Visiting Tokyo and want to find delicious restaurants? Check out our 3 tips to finding “umai” or “oishii” Japan restaurants!
Japan is full of restaurants, and as with any other cities in the world, there are good and bad apples. To pick the good ones, travelers usually rely on Tripadvisors for review and comments on the best restaurant in the neighborhood. Unfortunately in Japan, probably due to the language barrier, usually there are not too many reviews on TripAdvisors, or the recommended places are often filled with foreigners serving touristy food.
Today we will give you two pro tips in finding the most “Oishii” (美味しい) or “Umai” (美味い) Japan restaurant!
Tip #1: Look for queues
Always go for Japan restaurant with people lined up outside, rather than those you can just walk in.
Japanese are known for queuing or lining up. There are lines for anything in Japan, from waiting for trains, lining up for electronics (iPhone or Nintendo), to lining up to fashion (Goro in Harajuku). And of course, there is a queue that Japanese must battle every day – lining up for good food.
You can always find a scene like this in Tokyo: two restaurants side-by-side, one where you can walk right in, but the other one have queues of 50+ people going around the block, with wait time of over hours. Why would people be willing to waste couple hours of their life just by standing in line, even in snowy freezing winter or melting hot summer heat? The answer must be the reward; the food is so good that it clearly outweighs the opportunity cost of sweating and suffering from boredom standing in line.
Therefore, tip #1: Look for queues. The longer the queue, the better the restaurant.
Tip #2: To eat like a local, you must also use the local food review app
Today we would show you how we found a hidden gem in Ikebukuro, a small ramen shop that is filled with locals and never mentioned on any guidebooks.
One night after shopping and visiting various attractions in Tokyo, we were hungry. Being big ramen fans, we really wanted an authentic ramen experience in Japan. However, we usually relied on TripAdvisor or Chinese guidebooks for restaurant recommendations, and we find a lot of the recommended places are filled with tourists or serving “tourist meals”.
Japan restaurant are covered with stickers on the front window, and one of them is this, and they seemingly appear everywhere.
Curious about what this sticker is, we asked our trusty friend Google.
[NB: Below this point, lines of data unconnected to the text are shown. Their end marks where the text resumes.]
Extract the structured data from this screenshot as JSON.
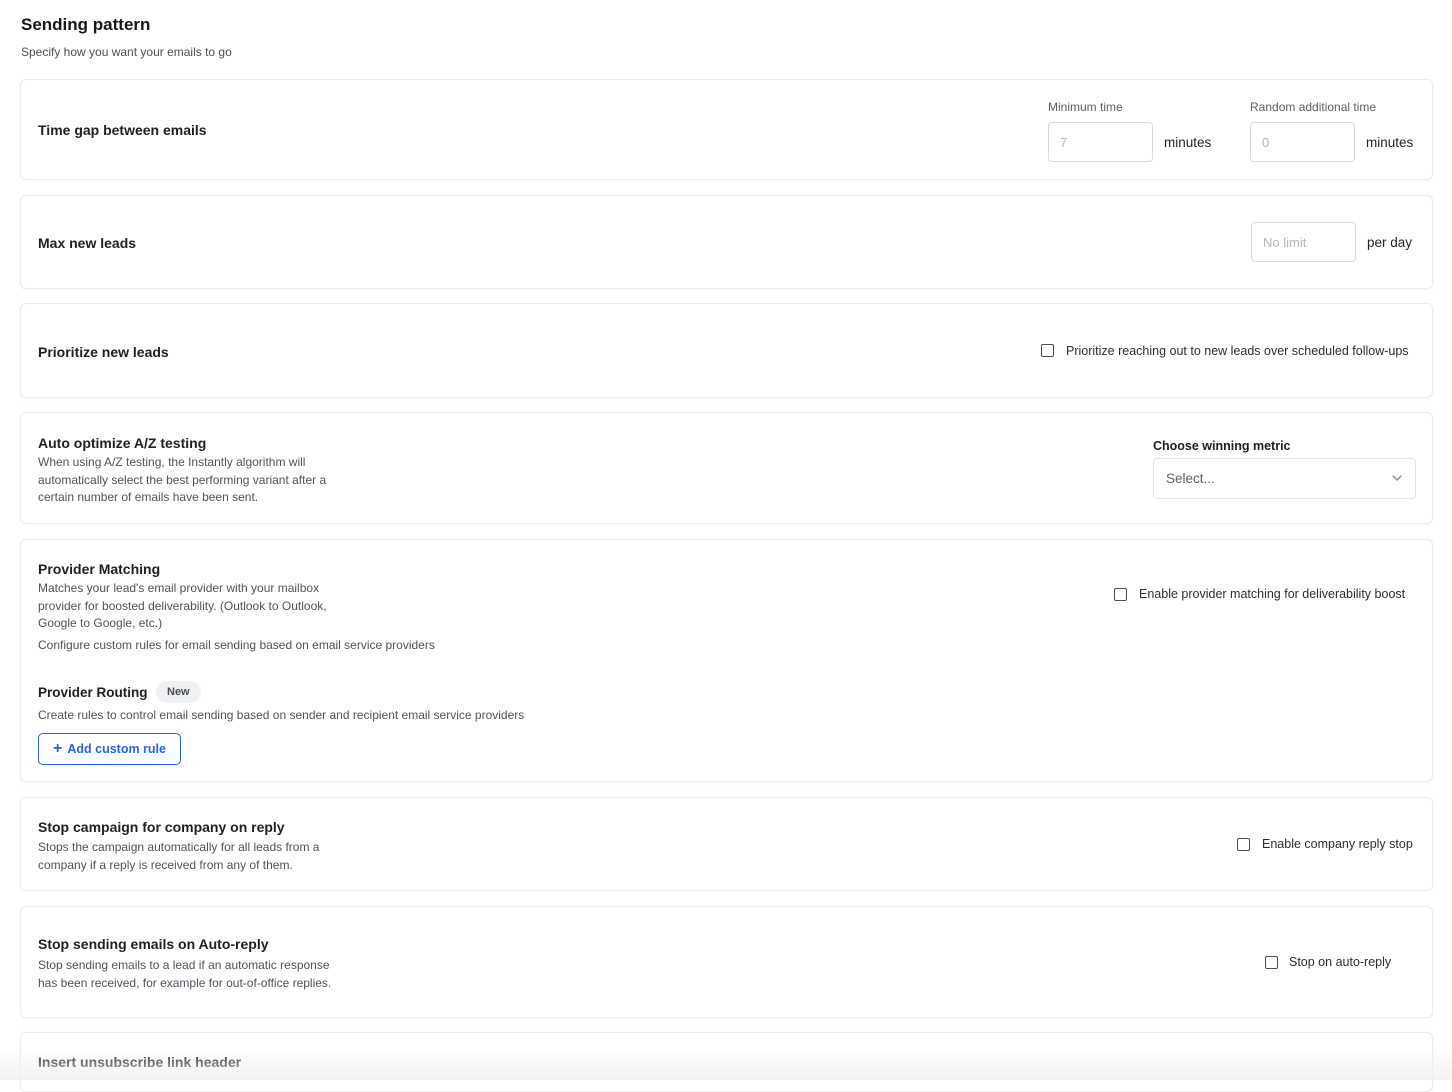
{
  "header": {
    "title": "Sending pattern",
    "subtitle": "Specify how you want your emails to go"
  },
  "time_gap": {
    "title": "Time gap between emails",
    "minimum_label": "Minimum time",
    "minimum_placeholder": "7",
    "minimum_unit": "minutes",
    "random_label": "Random additional time",
    "random_placeholder": "0",
    "random_unit": "minutes"
  },
  "max_leads": {
    "title": "Max new leads",
    "placeholder": "No limit",
    "unit": "per day"
  },
  "prioritize": {
    "title": "Prioritize new leads",
    "checkbox_label": "Prioritize reaching out to new leads over scheduled follow-ups",
    "checked": false
  },
  "az_testing": {
    "title": "Auto optimize A/Z testing",
    "description_lines": [
      "When using A/Z testing, the Instantly algorithm will",
      "automatically select the best performing variant after a",
      "certain number of emails have been sent."
    ],
    "metric_label": "Choose winning metric",
    "select_placeholder": "Select..."
  },
  "provider": {
    "title": "Provider Matching",
    "description_lines": [
      "Matches your lead's email provider with your mailbox",
      "provider for boosted deliverability. (Outlook to Outlook,",
      "Google to Google, etc.)"
    ],
    "configure_text": "Configure custom rules for email sending based on email service providers",
    "checkbox_label": "Enable provider matching for deliverability boost",
    "checked": false,
    "routing_title": "Provider Routing",
    "routing_badge": "New",
    "routing_desc": "Create rules to control email sending based on sender and recipient email service providers",
    "add_rule_label": "Add custom rule"
  },
  "company_stop": {
    "title": "Stop campaign for company on reply",
    "description_lines": [
      "Stops the campaign automatically for all leads from a",
      "company if a reply is received from any of them."
    ],
    "checkbox_label": "Enable company reply stop",
    "checked": false
  },
  "auto_reply": {
    "title": "Stop sending emails on Auto-reply",
    "description_lines": [
      "Stop sending emails to a lead if an automatic response",
      "has been received, for example for out-of-office replies."
    ],
    "checkbox_label": "Stop on auto-reply",
    "checked": false
  },
  "unsubscribe": {
    "title": "Insert unsubscribe link header"
  },
  "colors": {
    "accent": "#2563eb",
    "border": "#ececef",
    "text": "#1f2227"
  },
  "icons": {
    "chevron": "chevron-down-icon",
    "plus": "plus-icon"
  }
}
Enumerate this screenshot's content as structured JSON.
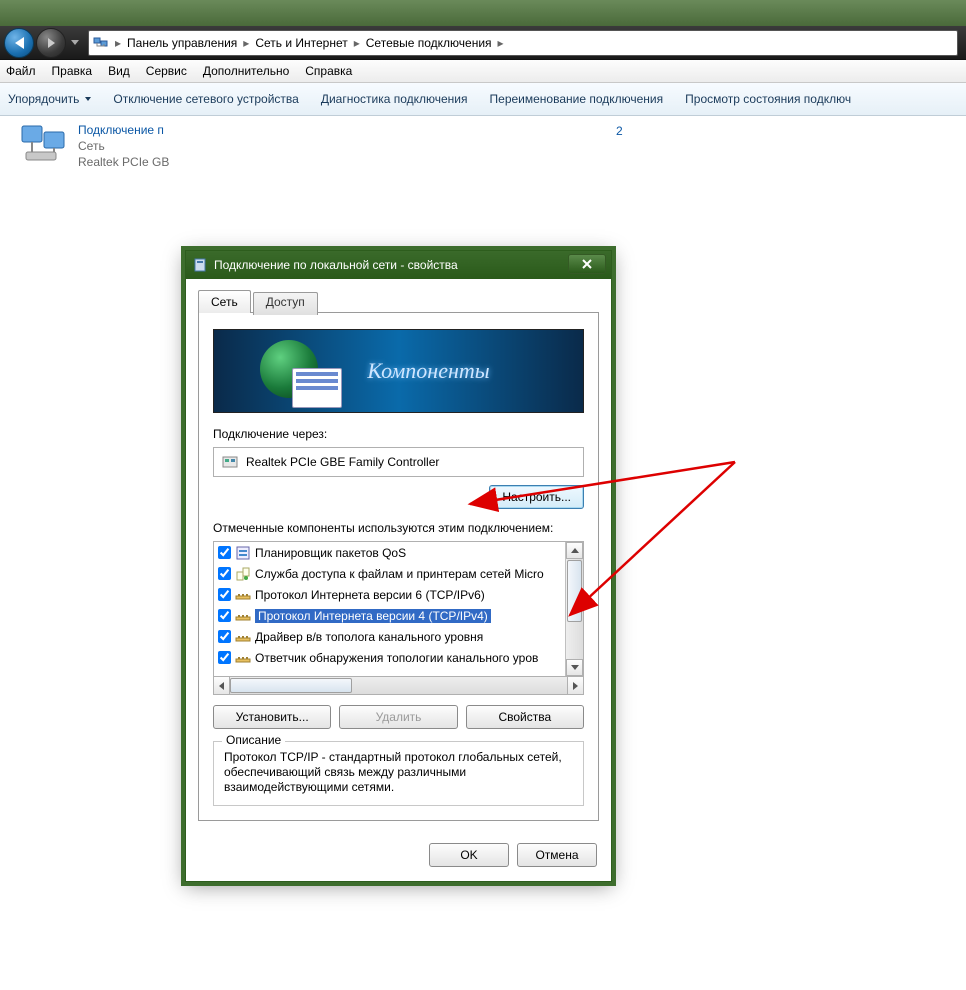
{
  "breadcrumb": {
    "items": [
      "Панель управления",
      "Сеть и Интернет",
      "Сетевые подключения"
    ]
  },
  "menubar": [
    "Файл",
    "Правка",
    "Вид",
    "Сервис",
    "Дополнительно",
    "Справка"
  ],
  "toolbar": {
    "organize": "Упорядочить",
    "disable": "Отключение сетевого устройства",
    "diagnose": "Диагностика подключения",
    "rename": "Переименование подключения",
    "status": "Просмотр состояния подключ"
  },
  "connection_item": {
    "title": "Подключение п",
    "network": "Сеть",
    "adapter": "Realtek PCIe GB"
  },
  "connection_item_2_suffix": " 2",
  "dialog": {
    "title": "Подключение по локальной сети - свойства",
    "tabs": {
      "network": "Сеть",
      "access": "Доступ"
    },
    "banner_text": "Компоненты",
    "connect_using_label": "Подключение через:",
    "adapter": "Realtek PCIe GBE Family Controller",
    "configure_btn": "Настроить...",
    "components_label": "Отмеченные компоненты используются этим подключением:",
    "components": [
      {
        "checked": true,
        "icon": "qos",
        "name": "Планировщик пакетов QoS"
      },
      {
        "checked": true,
        "icon": "share",
        "name": "Служба доступа к файлам и принтерам сетей Micro"
      },
      {
        "checked": true,
        "icon": "proto",
        "name": "Протокол Интернета версии 6 (TCP/IPv6)"
      },
      {
        "checked": true,
        "icon": "proto",
        "name": "Протокол Интернета версии 4 (TCP/IPv4)",
        "selected": true
      },
      {
        "checked": true,
        "icon": "proto",
        "name": "Драйвер в/в тополога канального уровня"
      },
      {
        "checked": true,
        "icon": "proto",
        "name": "Ответчик обнаружения топологии канального уров"
      }
    ],
    "install_btn": "Установить...",
    "uninstall_btn": "Удалить",
    "properties_btn": "Свойства",
    "desc_legend": "Описание",
    "desc_text": "Протокол TCP/IP - стандартный протокол глобальных сетей, обеспечивающий связь между различными взаимодействующими сетями.",
    "ok_btn": "OK",
    "cancel_btn": "Отмена"
  }
}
Not knowing Japanese, we had to use creative search phases to finally identifying the site behind this sticker: Tabelog
Tabelog is actually the largest food review website in Japan, and can be thought of as the Japanese equivalent of Yelp. Japanese are known to be very tough food critic, so any place with Tabelog score of 3.5 or above is considered great and definitely worth a visit.
Tabelog is great that it has an English website so it is easy to navigate. Just type in your area, set conditions (Categories, budget), hit search, and you are good to go. Unfortunately, Tabelog does not allow you to sort by ranking for free (it is in the Japanese premium app), so you need to go through the restaurants and find the highest ranked one.
We were very grateful we found mandohanada (review will come in a later post!), as it feels just different to be dining with Japanese locals than surrounded by foreign tourists. You really feel like you are part of the society!
Therefore tip#2: use Tabelog or local food review apps to eat like a local!
Tip #3: Don’t trust free maps
You will encounter a lot of free maps during the trip, usually in hotels, tourist spots, or shopping malls. These free maps are filled with ads. Based on our experience, the restaurants on them are usually not that good.
The rationale is simple: good restaurants usually are already very busy with queues (see Tip #1), so there is not really a need to waste advertising budget, since they don’t have enough capacity to serve customers already. Restaurants on free maps are usually targeting tourists, so they will likely serving you non-authentic Japanese meals catered for foreigners taste. They will likely overcharge too.
Tip #3: Remember, free maps are only good for one thing: maps of tourist traps to avoid.
Hope these tips help you to find the most delicious restaurants in Japan! In the meantime, be sure to visit my Instagram – Mizzmok for more fashion and lifestyle idea!